[Problem] Select and copy out every line in the records containing "title".

[Data to use]
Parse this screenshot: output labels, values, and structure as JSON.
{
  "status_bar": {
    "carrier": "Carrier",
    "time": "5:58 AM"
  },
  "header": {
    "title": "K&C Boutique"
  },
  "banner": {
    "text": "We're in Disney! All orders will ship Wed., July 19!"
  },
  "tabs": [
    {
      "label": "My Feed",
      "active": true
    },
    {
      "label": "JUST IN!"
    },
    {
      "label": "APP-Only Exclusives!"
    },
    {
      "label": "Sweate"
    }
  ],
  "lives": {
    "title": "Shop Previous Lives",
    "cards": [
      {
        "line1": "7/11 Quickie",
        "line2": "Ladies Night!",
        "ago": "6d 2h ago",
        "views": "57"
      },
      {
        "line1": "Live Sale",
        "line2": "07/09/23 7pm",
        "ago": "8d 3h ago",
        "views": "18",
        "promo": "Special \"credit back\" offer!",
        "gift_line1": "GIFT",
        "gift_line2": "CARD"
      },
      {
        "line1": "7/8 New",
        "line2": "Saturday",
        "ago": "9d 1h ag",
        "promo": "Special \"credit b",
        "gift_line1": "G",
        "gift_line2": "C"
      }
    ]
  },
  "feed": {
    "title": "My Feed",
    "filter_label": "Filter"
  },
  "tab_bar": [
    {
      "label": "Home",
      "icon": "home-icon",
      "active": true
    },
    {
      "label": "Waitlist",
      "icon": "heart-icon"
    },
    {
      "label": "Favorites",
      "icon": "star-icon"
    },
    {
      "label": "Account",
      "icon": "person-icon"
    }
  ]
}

[Exercise result]
    "title": "K&C Boutique"
    "title": "Shop Previous Lives",
    "title": "My Feed",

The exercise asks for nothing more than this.